Segment Start: Information given
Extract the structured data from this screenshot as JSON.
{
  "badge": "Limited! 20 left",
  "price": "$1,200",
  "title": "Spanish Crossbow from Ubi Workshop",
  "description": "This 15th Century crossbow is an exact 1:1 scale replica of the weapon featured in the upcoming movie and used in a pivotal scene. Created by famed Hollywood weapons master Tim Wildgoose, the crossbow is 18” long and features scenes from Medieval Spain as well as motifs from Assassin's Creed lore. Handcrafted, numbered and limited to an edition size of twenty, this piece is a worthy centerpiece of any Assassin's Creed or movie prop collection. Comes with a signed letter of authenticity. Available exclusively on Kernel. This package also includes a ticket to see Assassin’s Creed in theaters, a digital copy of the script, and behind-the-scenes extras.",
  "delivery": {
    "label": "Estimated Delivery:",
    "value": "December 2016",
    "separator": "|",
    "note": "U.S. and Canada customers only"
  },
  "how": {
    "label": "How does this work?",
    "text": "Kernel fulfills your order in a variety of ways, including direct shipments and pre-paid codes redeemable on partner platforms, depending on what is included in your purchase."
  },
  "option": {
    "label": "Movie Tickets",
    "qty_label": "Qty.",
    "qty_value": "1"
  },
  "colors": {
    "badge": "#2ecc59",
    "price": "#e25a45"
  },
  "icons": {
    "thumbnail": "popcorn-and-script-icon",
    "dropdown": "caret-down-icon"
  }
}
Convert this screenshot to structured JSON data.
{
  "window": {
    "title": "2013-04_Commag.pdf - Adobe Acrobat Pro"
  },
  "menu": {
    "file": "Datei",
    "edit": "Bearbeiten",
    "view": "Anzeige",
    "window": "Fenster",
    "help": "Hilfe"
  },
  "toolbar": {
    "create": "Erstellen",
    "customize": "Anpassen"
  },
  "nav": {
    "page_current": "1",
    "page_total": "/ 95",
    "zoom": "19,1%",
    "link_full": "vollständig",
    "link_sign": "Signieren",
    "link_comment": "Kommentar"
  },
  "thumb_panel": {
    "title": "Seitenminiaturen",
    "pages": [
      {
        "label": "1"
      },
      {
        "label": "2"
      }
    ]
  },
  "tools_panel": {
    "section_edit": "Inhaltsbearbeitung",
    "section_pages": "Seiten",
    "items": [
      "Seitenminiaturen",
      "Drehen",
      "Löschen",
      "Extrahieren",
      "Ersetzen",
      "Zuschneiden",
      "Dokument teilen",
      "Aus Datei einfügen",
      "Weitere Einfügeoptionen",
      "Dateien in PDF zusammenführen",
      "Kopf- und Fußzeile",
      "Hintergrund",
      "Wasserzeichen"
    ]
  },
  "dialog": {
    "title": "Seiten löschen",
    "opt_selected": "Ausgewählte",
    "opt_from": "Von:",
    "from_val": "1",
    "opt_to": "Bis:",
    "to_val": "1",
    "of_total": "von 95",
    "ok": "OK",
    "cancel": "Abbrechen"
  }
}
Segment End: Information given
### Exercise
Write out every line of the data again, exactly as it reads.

### Result below
Extract the structured data from this screenshot as JSON.
{
  "badge": "Limited! 20 left",
  "price": "$1,200",
  "title": "Spanish Crossbow from Ubi Workshop",
  "description": "This 15th Century crossbow is an exact 1:1 scale replica of the weapon featured in the upcoming movie and used in a pivotal scene. Created by famed Hollywood weapons master Tim Wildgoose, the crossbow is 18” long and features scenes from Medieval Spain as well as motifs from Assassin's Creed lore. Handcrafted, numbered and limited to an edition size of twenty, this piece is a worthy centerpiece of any Assassin's Creed or movie prop collection. Comes with a signed letter of authenticity. Available exclusively on Kernel. This package also includes a ticket to see Assassin’s Creed in theaters, a digital copy of the script, and behind-the-scenes extras.",
  "delivery": {
    "label": "Estimated Delivery:",
    "value": "December 2016",
    "separator": "|",
    "note": "U.S. and Canada customers only"
  },
  "how": {
    "label": "How does this work?",
    "text": "Kernel fulfills your order in a variety of ways, including direct shipments and pre-paid codes redeemable on partner platforms, depending on what is included in your purchase."
  },
  "option": {
    "label": "Movie Tickets",
    "qty_label": "Qty.",
    "qty_value": "1"
  },
  "colors": {
    "badge": "#2ecc59",
    "price": "#e25a45"
  },
  "icons": {
    "thumbnail": "popcorn-and-script-icon",
    "dropdown": "caret-down-icon"
  }
}
Convert this screenshot to structured JSON data.
{
  "window": {
    "title": "2013-04_Commag.pdf - Adobe Acrobat Pro"
  },
  "menu": {
    "file": "Datei",
    "edit": "Bearbeiten",
    "view": "Anzeige",
    "window": "Fenster",
    "help": "Hilfe"
  },
  "toolbar": {
    "create": "Erstellen",
    "customize": "Anpassen"
  },
  "nav": {
    "page_current": "1",
    "page_total": "/ 95",
    "zoom": "19,1%",
    "link_full": "vollständig",
    "link_sign": "Signieren",
    "link_comment": "Kommentar"
  },
  "thumb_panel": {
    "title": "Seitenminiaturen",
    "pages": [
      {
        "label": "1"
      },
      {
        "label": "2"
      }
    ]
  },
  "tools_panel": {
    "section_edit": "Inhaltsbearbeitung",
    "section_pages": "Seiten",
    "items": [
      "Seitenminiaturen",
      "Drehen",
      "Löschen",
      "Extrahieren",
      "Ersetzen",
      "Zuschneiden",
      "Dokument teilen",
      "Aus Datei einfügen",
      "Weitere Einfügeoptionen",
      "Dateien in PDF zusammenführen",
      "Kopf- und Fußzeile",
      "Hintergrund",
      "Wasserzeichen"
    ]
  },
  "dialog": {
    "title": "Seiten löschen",
    "opt_selected": "Ausgewählte",
    "opt_from": "Von:",
    "from_val": "1",
    "opt_to": "Bis:",
    "to_val": "1",
    "of_total": "von 95",
    "ok": "OK",
    "cancel": "Abbrechen"
  }
}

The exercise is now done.